Would you return every line of the listing below that has "Ірина" in it?

Records for this task:
_ _ _ _
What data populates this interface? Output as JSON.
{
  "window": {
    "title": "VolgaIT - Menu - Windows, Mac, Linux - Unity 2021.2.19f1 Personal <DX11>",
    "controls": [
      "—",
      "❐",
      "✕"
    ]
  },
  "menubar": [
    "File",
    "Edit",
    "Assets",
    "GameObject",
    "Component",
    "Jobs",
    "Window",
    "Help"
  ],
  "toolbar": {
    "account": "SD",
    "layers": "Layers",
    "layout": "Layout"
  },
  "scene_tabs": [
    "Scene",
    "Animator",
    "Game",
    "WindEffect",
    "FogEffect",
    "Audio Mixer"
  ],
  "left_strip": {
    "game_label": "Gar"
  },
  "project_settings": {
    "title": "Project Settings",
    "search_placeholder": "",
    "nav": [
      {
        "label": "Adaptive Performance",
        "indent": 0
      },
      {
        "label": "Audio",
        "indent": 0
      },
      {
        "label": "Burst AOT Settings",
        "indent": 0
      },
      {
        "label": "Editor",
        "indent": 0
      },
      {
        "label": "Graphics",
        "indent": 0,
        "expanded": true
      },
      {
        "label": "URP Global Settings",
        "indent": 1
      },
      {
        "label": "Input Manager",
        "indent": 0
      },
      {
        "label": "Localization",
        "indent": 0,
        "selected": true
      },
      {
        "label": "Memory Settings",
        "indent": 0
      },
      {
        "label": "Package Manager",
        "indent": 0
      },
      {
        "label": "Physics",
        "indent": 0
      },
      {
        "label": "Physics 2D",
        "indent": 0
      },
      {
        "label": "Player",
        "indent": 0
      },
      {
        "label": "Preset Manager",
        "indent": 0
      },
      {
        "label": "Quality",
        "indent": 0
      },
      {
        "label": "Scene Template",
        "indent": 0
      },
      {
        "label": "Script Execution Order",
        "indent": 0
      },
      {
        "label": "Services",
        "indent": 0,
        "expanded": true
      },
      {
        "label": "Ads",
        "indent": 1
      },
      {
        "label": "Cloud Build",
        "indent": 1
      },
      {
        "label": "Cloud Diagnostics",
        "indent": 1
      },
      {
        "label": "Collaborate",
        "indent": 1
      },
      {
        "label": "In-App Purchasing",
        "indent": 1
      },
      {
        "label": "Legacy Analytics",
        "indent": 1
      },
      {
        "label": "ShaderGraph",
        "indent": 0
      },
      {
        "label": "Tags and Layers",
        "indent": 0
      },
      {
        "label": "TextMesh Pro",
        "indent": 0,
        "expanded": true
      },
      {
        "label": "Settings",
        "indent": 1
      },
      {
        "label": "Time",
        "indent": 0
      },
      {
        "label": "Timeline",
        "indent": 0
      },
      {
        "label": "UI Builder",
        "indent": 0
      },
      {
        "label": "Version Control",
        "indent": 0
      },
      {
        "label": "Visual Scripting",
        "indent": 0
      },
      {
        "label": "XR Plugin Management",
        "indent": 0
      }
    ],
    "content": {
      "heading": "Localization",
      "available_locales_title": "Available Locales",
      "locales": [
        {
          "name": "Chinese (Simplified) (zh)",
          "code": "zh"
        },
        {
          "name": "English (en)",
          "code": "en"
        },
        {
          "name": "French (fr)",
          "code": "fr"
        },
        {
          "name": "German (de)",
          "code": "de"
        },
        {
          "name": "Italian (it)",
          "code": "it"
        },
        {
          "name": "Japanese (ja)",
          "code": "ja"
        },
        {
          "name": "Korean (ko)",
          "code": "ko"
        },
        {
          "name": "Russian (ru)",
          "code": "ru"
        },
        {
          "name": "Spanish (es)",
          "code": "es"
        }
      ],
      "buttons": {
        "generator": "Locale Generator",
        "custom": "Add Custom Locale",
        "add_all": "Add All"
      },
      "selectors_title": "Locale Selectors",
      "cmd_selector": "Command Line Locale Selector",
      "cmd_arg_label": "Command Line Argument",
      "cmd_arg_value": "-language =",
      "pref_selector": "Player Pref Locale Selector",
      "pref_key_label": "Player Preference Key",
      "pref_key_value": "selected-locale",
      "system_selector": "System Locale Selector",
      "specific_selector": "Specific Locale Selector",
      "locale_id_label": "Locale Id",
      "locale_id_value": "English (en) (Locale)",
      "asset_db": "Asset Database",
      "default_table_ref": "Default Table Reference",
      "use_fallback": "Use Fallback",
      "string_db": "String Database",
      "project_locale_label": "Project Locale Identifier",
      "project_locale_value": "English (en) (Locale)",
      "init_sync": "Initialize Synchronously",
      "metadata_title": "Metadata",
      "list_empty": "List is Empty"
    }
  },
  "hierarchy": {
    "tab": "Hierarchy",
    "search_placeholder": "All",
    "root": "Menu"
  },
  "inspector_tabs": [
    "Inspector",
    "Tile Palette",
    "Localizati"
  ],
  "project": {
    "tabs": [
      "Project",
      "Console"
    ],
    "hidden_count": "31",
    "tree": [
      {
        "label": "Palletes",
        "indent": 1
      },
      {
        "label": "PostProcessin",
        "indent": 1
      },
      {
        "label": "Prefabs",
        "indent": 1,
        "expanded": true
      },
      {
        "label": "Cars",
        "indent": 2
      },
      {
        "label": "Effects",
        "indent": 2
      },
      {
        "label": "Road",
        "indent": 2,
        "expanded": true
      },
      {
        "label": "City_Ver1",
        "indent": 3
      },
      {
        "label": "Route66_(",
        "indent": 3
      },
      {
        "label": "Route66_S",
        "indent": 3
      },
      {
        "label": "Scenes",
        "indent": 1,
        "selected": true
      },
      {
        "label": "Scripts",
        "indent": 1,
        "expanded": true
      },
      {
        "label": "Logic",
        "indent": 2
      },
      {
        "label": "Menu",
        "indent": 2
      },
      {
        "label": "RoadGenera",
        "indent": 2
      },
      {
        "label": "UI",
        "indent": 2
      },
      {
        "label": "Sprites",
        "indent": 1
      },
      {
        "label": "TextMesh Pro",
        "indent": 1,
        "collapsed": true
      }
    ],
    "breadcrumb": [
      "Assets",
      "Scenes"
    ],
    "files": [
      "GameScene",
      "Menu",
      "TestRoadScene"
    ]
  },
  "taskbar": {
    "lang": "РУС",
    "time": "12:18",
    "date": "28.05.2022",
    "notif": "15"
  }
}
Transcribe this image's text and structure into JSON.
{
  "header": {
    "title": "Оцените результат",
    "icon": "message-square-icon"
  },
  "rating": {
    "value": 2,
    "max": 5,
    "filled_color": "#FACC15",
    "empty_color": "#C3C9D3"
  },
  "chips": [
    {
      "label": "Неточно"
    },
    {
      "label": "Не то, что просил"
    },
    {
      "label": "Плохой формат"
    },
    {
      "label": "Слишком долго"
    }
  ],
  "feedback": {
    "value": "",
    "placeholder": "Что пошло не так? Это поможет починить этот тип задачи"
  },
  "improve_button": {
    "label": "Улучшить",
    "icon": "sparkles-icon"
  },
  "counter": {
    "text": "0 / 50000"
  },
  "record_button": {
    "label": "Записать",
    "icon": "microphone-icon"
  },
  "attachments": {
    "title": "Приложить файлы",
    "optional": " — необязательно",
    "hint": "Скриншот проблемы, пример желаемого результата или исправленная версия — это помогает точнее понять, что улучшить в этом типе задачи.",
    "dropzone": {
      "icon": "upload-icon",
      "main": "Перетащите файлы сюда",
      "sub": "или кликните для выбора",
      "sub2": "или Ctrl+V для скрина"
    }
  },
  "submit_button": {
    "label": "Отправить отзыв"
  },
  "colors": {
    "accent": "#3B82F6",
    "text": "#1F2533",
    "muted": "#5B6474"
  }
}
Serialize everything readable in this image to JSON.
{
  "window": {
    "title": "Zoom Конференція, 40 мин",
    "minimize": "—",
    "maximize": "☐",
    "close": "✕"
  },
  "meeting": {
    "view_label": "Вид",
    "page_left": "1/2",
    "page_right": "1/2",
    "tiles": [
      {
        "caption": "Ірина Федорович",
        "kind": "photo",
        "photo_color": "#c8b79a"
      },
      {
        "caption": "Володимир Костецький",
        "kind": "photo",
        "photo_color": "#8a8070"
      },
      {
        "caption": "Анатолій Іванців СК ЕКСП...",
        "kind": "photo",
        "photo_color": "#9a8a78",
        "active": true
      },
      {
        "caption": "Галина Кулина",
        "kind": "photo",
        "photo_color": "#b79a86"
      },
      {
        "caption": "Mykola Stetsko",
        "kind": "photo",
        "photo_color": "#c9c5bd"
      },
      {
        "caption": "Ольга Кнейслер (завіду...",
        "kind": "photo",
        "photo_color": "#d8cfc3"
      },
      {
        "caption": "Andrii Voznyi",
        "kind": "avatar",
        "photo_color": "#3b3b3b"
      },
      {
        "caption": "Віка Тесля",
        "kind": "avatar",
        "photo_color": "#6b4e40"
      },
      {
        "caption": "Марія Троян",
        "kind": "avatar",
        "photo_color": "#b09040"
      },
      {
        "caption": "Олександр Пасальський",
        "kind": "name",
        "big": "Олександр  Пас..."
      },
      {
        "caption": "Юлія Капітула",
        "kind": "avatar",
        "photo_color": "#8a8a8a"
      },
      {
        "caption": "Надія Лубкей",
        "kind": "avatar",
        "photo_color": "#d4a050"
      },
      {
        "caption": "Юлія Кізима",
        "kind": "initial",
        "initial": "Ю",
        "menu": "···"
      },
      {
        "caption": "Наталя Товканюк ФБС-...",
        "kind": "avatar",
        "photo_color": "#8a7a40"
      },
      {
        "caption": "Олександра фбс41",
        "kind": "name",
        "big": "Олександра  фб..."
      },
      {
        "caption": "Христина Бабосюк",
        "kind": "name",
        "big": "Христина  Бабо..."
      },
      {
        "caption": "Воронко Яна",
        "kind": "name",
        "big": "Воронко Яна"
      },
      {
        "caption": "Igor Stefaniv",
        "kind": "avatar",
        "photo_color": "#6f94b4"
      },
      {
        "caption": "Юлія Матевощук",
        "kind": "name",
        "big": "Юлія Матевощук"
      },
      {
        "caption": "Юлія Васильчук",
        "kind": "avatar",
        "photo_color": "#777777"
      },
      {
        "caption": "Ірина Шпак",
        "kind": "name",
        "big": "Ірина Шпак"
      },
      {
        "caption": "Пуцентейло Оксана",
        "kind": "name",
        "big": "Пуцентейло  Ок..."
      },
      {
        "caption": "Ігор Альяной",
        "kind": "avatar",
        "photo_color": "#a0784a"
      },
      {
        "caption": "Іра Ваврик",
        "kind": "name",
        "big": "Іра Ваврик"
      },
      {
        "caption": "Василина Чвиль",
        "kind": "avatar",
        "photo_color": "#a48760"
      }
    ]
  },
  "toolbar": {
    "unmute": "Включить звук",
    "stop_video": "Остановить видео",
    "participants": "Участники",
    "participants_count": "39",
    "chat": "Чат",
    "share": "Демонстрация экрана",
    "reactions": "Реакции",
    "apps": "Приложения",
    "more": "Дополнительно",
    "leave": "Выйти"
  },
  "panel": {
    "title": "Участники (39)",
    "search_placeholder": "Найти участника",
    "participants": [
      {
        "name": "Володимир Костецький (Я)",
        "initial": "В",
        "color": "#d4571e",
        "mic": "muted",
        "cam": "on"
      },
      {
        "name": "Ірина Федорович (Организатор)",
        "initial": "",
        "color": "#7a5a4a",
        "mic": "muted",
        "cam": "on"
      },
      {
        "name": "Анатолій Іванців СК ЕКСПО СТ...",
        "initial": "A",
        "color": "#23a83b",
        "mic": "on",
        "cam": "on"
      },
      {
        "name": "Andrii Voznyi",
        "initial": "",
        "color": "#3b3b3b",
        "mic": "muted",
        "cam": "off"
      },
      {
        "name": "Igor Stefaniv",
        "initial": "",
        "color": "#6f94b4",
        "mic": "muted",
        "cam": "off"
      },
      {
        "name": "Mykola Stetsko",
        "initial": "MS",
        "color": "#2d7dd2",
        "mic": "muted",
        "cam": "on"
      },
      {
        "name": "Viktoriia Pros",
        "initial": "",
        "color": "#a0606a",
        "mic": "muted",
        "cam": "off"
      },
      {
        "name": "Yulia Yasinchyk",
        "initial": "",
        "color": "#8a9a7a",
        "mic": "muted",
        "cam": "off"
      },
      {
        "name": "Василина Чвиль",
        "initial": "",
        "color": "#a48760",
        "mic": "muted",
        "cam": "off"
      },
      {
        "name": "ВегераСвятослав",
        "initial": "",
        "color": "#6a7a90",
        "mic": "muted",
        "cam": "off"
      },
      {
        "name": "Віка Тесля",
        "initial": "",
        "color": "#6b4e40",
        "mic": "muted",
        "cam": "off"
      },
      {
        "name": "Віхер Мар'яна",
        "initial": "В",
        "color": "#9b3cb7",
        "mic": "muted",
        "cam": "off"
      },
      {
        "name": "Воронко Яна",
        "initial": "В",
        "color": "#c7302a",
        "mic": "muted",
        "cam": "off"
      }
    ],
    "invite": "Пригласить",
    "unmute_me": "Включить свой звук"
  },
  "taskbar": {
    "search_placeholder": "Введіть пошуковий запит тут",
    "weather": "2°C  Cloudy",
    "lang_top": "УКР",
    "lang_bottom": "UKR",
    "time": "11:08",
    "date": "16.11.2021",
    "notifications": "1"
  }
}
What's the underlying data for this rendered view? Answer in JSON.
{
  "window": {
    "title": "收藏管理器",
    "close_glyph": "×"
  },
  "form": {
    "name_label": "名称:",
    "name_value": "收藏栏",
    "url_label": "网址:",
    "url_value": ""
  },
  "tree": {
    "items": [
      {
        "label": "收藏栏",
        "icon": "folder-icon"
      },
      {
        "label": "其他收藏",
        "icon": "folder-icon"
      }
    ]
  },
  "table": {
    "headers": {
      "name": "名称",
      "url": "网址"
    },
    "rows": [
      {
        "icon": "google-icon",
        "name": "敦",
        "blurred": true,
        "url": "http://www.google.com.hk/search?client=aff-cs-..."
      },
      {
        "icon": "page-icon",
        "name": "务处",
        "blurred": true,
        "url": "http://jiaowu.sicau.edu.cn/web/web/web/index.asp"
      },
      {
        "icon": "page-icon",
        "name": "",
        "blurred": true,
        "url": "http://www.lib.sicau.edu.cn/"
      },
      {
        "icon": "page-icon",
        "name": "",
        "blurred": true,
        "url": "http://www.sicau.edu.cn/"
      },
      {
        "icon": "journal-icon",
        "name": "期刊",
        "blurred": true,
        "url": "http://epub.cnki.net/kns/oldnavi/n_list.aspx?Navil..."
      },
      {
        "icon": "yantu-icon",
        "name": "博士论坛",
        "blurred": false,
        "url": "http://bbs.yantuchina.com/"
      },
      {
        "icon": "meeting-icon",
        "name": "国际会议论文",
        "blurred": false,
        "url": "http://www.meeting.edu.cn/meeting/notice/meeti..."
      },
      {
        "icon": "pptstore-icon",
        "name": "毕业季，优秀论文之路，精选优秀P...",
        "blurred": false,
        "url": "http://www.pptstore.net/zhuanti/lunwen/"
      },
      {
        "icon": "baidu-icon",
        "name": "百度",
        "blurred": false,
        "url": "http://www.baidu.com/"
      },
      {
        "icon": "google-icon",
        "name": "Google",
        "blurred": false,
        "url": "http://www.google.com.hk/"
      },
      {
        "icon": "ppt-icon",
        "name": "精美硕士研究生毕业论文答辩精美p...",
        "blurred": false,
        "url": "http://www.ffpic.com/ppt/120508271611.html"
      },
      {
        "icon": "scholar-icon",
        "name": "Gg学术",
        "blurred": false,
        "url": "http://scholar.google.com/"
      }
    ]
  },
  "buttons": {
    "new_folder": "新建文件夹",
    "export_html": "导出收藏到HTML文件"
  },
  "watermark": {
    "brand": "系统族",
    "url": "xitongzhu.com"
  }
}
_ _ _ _
Written answer:
        "caption": "Ірина Федорович",
        "caption": "Ірина Шпак",
        "big": "Ірина Шпак"
        "name": "Ірина Федорович (Организатор)",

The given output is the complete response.